A starter throughout his early Minor League career, when his control did not come around as hoped, Smith was moved to the pen while in AA. It was a move that did not sit well with Smith, and nearly prompted him to give up baseball once again.
Smith resisted the move and briefly played basketball at Northwestern State. “Billy Williams (Cubs coach and Hall of Famer) came to my house. I can’t tell you in public what he said to me, but he convinced me to come back and play baseball,” Smith told a biographer.
Smith returned to Midland as a reliever in 1979. (“The opportunity to pitch every day and be the ‘stopper’ became a thrill,” he said after a few years as a closer.) In 1980 Smith was promoted to Triple-A Wichita, and was among the league leaders in saves. For his efforts, he earned a September call-up to Chicago.
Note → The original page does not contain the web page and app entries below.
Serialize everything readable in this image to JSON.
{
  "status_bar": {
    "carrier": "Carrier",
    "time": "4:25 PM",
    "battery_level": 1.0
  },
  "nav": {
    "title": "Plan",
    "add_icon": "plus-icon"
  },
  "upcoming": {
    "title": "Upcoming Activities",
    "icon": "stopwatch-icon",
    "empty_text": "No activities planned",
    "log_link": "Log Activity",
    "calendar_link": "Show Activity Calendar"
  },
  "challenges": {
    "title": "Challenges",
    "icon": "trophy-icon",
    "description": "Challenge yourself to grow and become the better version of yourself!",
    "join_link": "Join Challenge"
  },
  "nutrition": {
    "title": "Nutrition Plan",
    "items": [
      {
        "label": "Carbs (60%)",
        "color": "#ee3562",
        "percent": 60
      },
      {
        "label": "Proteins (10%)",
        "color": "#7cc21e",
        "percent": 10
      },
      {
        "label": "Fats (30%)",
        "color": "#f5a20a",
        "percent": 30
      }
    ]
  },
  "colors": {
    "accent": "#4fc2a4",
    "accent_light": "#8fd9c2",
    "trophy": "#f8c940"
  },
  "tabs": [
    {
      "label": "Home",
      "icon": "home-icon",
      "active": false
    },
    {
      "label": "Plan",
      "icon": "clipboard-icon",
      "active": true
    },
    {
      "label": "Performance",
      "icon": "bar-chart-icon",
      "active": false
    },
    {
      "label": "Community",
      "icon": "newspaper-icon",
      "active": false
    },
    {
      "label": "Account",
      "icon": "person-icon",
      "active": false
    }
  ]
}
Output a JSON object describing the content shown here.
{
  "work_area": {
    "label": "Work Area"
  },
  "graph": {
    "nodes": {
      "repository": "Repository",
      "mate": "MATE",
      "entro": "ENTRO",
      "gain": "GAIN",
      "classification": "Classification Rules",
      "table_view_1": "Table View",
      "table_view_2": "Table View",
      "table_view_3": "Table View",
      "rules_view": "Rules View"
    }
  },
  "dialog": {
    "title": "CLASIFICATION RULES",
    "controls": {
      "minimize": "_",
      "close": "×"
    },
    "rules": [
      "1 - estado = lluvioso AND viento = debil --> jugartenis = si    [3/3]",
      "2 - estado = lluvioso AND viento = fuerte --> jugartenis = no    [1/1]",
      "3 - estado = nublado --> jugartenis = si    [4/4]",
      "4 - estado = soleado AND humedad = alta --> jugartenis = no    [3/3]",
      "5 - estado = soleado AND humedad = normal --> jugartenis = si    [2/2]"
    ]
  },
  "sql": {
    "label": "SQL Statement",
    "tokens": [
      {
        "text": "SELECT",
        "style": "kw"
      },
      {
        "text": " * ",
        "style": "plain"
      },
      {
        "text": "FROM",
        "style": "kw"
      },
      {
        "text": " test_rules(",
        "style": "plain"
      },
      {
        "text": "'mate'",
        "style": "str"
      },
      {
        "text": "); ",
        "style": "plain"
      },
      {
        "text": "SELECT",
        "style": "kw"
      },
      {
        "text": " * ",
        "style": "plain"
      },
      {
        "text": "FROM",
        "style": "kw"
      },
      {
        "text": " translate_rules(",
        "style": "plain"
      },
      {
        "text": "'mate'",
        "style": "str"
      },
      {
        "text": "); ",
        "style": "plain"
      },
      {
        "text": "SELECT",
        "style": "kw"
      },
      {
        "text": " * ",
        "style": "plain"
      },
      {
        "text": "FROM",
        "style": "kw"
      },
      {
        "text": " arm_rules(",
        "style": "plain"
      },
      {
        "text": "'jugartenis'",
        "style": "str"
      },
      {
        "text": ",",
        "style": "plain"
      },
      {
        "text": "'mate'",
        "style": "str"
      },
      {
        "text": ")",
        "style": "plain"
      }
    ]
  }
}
And the rest is more well-known history, but again, I would encourage everyone to check out the full article.
Despite his often tumultuous time with the Cubs, Smith has stated he would like to go into the Hall as a Chicago Cub:
"There's a lot of great teams that I played for because Smitty's been around, but the Cubs gave me my first chance at the big leagues. And actually, the Cubs gave me a (2016) World Series ring, and that's unbelievable.
"I always have really great ties with people I knew through that Cub organization a and other places, but I still have a great love for the Chicago Cubs. Now, I work for the San Francisco Giants, and I tell you what, a great organization, too. But wherever you start out first always has something in your heart that's always there."
Considering he spent nearly three times as long with the Cubs organization than he did with any other it seems likely his wish will be granted.
2016 World Series hero calls it a career
Miguel Montero may have only managed two hits during the Cubs 2016 postseason run, but boy did he make them count:
Former Cub & World Series Champion, Miguel Montero has announced he is retiring and transitioning to an agent.
— Cubs Live (@Cubs_Live) December 8, 2018
His other came during the 10th inning of Game 7 of the World Series... you know the game winning hit. Montero's RBI single extended the Cubs lead to 8-6. It would prove a critical insurance run as the Indians fought back in the bottom of the inning.
After a 17 minute rain delay, Ben Zobrist & Miguel Montero teamed up in the top of the 10th to give the Cubs the runs they needed to finally end the 108 year drought. pic.twitter.com/mkwEGHJaHf
— Drunk Rizzo ™️ (@DrunkRizz44) November 3, 2018
Montero, who once negotiated his own contract with the Diamondbacks, is becoming a player agent.